Dauntless Movie

From Barrett Tillman
December 3, 2019

I don't think we discussed this. Another E-centric version but the CGI appears somewhat better than the current hit.

Editors Note: We have mentioned it a couple times in the past.  It mixes a lot of history with some fiction to make a movie.  CGI seemed to be really good in some parts.  Not sure who did it but looks pretty good.

‘Midway’: Effective Bang-Bang-Boom-Boom - Taki's Magazine

From Barrett Tillman
December 3, 2019

Pretty smart review.

Several information questions

From William Longton
December 12, 2019

I just want to ask a few quick questions about (2) things I have not heard of hoping someone can help me.

1) What is the " forums"? Is this an accessible site now?
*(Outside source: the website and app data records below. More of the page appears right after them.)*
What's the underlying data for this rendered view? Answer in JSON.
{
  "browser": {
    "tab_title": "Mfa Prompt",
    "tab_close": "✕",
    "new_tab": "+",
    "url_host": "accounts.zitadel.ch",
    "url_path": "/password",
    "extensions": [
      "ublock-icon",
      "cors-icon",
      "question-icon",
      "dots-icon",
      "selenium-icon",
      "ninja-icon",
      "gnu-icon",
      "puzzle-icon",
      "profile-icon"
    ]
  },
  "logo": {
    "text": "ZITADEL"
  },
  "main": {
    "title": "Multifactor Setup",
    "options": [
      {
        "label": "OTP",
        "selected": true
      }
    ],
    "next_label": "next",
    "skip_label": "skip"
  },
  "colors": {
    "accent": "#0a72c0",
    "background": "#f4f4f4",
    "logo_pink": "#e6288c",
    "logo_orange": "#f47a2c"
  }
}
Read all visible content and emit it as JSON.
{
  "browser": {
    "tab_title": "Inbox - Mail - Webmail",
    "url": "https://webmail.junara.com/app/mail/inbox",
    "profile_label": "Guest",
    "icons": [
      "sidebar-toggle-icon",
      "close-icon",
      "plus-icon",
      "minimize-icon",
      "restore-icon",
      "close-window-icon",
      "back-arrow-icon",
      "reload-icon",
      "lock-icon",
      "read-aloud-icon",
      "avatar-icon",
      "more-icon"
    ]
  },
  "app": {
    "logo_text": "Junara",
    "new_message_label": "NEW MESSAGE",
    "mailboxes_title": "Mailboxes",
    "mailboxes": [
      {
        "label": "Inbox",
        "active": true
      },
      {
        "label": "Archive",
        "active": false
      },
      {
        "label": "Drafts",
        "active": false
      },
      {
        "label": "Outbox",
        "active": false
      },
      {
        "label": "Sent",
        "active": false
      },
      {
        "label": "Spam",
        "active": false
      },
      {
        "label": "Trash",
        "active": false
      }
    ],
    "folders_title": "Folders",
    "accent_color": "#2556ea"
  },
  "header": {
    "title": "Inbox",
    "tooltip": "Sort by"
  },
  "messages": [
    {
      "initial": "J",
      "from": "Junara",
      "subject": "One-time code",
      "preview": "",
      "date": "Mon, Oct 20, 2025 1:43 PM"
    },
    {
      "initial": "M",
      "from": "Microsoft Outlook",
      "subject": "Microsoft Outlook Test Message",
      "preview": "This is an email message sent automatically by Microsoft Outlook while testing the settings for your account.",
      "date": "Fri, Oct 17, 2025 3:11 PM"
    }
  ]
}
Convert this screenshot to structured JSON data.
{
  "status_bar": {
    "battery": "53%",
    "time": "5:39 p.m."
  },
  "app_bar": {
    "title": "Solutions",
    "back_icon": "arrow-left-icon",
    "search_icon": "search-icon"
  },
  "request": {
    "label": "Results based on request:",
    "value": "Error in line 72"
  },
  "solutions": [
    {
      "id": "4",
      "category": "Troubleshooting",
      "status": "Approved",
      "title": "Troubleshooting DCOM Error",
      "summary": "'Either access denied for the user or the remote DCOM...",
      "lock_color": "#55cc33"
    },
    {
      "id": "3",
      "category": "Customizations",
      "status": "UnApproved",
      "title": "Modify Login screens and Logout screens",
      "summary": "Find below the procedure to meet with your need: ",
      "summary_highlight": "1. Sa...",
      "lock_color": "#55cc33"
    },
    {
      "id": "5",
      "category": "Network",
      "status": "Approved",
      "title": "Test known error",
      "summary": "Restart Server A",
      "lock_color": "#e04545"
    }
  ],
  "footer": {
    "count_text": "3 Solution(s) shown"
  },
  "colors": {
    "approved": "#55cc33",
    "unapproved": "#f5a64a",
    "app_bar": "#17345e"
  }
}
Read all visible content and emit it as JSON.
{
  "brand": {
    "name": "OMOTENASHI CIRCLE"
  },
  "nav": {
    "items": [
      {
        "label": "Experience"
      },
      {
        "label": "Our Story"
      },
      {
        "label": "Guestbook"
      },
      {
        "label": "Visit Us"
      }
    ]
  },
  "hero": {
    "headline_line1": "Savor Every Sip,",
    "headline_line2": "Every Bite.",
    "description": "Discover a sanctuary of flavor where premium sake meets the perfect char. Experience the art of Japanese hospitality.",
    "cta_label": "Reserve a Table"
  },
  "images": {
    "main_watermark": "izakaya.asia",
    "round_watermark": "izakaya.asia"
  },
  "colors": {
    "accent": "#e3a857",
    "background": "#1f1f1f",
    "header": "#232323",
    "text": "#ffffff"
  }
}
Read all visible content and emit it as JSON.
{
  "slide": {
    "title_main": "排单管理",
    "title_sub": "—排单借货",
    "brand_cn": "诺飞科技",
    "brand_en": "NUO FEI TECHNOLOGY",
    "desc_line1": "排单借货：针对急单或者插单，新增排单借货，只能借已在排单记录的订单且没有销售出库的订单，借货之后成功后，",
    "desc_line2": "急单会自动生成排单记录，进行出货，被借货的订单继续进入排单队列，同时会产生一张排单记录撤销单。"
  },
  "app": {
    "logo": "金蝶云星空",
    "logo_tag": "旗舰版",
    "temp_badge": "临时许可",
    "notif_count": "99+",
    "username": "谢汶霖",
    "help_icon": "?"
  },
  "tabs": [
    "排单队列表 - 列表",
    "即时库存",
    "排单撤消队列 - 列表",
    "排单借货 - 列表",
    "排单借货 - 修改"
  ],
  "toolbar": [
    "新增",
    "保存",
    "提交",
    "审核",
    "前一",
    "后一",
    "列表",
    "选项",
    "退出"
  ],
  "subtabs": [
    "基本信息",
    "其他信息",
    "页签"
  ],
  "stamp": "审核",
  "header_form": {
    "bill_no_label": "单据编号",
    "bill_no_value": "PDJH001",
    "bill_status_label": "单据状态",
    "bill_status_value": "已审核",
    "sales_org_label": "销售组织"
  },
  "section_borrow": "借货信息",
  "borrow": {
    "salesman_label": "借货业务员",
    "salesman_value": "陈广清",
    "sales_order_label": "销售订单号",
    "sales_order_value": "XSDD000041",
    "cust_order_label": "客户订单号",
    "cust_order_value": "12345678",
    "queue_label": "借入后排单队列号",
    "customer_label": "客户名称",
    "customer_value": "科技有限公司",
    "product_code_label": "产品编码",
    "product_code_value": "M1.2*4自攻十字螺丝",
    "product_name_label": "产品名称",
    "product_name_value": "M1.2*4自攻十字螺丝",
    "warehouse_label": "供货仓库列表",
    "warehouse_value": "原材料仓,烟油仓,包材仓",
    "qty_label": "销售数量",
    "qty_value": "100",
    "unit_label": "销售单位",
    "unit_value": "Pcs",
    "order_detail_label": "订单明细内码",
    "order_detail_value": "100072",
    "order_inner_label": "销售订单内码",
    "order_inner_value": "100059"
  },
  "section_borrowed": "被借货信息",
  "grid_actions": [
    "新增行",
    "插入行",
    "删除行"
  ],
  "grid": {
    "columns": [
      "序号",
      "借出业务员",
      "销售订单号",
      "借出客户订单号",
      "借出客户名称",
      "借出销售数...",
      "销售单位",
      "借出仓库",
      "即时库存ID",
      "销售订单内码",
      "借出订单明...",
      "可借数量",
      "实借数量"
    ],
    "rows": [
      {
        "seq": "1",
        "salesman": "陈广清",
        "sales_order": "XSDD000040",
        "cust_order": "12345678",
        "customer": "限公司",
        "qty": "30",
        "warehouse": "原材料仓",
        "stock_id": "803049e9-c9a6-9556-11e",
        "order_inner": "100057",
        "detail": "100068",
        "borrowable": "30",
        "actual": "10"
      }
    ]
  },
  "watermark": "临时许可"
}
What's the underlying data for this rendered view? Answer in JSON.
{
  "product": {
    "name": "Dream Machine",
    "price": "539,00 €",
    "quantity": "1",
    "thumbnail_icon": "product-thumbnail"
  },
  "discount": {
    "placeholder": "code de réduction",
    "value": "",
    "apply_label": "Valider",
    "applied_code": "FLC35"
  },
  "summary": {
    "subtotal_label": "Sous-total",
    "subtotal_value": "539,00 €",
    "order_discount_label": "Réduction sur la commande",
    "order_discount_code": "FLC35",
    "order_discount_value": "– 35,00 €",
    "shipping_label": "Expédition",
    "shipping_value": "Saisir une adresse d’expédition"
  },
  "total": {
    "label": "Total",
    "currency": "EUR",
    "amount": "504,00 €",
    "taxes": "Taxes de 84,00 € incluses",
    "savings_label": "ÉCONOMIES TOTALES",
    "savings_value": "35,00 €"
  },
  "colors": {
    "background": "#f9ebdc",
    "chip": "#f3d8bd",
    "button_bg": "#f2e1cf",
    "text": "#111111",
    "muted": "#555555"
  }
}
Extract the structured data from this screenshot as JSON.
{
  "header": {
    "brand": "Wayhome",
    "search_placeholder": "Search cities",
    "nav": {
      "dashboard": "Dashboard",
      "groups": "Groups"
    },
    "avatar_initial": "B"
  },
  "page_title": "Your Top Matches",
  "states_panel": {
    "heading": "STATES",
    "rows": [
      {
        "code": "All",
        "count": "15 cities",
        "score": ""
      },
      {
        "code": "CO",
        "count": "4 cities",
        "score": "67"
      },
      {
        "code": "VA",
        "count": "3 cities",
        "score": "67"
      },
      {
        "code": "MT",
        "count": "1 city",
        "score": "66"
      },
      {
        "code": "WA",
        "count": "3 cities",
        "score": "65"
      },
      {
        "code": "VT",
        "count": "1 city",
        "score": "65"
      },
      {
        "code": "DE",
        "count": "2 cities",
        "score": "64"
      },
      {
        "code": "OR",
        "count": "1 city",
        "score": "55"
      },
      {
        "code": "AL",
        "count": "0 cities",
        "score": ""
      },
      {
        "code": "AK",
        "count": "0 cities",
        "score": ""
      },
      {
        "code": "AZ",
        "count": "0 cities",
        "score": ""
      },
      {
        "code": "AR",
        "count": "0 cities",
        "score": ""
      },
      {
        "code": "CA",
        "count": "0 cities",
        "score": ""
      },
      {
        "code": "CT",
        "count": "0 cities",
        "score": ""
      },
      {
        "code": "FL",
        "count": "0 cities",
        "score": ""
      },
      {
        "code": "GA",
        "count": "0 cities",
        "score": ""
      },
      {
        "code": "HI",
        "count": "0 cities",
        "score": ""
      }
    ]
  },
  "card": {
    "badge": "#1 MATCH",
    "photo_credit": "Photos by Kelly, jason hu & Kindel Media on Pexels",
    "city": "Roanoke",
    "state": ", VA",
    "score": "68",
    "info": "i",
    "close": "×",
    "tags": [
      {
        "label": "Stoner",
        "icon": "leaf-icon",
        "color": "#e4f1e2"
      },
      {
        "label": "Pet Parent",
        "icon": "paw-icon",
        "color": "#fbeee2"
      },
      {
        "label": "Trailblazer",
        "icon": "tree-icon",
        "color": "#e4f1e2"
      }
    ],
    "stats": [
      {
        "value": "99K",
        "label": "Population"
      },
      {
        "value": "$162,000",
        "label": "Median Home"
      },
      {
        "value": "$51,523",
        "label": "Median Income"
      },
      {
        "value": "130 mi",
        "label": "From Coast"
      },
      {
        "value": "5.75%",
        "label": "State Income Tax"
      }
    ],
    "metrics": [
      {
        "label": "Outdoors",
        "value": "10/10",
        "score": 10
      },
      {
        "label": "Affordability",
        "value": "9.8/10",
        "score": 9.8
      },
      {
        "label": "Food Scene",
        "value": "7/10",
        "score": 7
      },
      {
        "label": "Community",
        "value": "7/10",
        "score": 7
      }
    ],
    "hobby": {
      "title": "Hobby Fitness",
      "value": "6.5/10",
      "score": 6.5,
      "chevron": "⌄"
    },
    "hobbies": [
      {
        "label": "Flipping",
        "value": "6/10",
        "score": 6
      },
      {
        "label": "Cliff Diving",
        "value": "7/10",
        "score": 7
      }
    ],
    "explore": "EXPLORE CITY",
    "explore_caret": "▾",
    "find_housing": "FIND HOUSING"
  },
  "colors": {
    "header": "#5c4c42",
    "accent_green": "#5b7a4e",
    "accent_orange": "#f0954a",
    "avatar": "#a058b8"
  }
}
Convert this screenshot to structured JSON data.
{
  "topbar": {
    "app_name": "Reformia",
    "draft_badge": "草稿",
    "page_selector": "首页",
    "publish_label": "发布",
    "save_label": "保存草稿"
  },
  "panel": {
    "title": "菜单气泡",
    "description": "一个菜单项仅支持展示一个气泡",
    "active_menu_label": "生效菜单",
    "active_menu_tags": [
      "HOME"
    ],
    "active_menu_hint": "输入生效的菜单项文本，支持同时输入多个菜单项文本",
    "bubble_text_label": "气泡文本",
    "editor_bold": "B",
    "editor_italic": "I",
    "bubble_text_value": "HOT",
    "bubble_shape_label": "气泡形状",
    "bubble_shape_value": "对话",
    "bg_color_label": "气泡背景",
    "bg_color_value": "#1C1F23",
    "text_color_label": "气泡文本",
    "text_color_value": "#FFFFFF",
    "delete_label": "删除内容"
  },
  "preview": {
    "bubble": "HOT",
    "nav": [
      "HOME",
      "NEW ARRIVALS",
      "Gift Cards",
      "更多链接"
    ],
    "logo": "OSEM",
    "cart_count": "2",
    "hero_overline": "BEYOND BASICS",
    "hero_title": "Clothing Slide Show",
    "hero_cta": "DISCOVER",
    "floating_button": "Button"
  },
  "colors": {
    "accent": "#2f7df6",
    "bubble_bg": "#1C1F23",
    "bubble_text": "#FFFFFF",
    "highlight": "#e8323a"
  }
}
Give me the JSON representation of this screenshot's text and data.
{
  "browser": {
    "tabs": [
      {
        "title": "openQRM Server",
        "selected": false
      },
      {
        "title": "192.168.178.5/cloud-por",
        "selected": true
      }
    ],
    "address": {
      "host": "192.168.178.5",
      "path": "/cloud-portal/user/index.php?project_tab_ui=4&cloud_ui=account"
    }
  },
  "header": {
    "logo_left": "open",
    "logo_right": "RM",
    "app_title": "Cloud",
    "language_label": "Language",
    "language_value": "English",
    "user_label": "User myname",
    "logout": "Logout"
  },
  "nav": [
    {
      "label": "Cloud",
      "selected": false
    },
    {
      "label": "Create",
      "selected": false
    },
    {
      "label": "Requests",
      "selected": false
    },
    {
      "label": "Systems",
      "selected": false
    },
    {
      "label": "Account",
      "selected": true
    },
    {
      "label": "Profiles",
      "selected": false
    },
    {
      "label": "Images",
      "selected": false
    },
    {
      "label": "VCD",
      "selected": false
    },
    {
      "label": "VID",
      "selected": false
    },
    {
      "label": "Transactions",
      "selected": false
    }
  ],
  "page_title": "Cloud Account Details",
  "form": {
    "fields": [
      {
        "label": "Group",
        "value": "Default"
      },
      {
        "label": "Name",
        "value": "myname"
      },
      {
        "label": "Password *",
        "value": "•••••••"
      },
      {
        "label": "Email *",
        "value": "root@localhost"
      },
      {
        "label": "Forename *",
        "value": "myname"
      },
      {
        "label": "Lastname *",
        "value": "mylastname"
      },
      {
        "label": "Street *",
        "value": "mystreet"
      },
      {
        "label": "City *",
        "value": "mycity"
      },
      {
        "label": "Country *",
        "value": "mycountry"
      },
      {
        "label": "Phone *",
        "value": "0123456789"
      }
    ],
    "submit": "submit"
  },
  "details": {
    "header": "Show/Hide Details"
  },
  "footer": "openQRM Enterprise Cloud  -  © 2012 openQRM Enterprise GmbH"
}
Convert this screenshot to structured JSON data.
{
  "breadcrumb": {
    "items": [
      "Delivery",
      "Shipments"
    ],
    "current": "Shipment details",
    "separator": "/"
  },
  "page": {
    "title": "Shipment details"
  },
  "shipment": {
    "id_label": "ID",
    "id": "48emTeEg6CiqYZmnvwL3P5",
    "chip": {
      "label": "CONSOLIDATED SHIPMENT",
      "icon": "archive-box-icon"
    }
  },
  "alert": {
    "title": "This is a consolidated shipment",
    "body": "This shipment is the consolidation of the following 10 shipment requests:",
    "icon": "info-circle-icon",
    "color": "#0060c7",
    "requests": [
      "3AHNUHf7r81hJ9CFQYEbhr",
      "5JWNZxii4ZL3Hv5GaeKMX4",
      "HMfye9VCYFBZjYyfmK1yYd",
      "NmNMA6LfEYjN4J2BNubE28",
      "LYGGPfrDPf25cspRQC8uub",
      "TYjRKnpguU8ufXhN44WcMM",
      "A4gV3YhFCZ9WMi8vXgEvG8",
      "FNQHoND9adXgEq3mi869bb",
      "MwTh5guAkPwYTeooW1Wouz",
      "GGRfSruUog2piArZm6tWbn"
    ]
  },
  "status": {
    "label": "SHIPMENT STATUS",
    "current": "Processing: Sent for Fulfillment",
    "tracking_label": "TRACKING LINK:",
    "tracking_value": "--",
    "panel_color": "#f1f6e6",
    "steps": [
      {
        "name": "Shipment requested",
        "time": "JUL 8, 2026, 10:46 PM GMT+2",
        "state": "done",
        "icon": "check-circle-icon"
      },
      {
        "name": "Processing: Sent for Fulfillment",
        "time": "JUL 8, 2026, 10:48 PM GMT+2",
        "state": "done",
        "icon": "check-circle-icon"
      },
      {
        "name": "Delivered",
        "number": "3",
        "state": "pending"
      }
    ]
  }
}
Is the information stored and/or how is it accessed?

2) Barrett Tillman made reference to the "Naval History Magazine". How have I never heard of this before (I know you can't answer that), but how do I look it up or get a subscription to it?

Now for my real question. According to records, Lt James Muri's B-26 (mistakenly referred to as "Suzie-Q", when in fact it was called "Old 1391"....but that is a debate for another time) was bulldozed into Midway Lagoon off of Eastern Island after it crash landed upon his return following the battle. Several scuba diving expeditions into the lagoon have found other aircraft that crashed there over the years, but I have not heard if the B-26 was ever discovered. Does anyone know if it was ever found/discovered and/or salvaged? Additionally, his C/O Captain James Collins made it back after his B-26 attack, with the nose wheel collapsing upon landing. Does anyone know if his plane was repaired and he flew it back to Hawaii or did he and his crew return on a cargo/transport plane? If the latter, what happened to his B-26?

Bill Longton

Editors Note:  Naval History Magazine is published by the U.S, Naval Institute. If you have not heard of them I recommend them highly. They not only publish this fine magazine but also many many good books on Naval History.

If you don't want to subscribe to the magazine it is available in many news stands and book stores. I normally pick up a copy at Barnes and Noble each month. Probably should subscribe but gives me a reason to browse the other magazines on history in their section each month.

As for the, yes you can go there.

However it does not look like it's been updated since 2009 so probably an abandoned site.

As for the B-26 questions I really don't have an answer.  Someone that knows might chime in after I publish the next newsletter.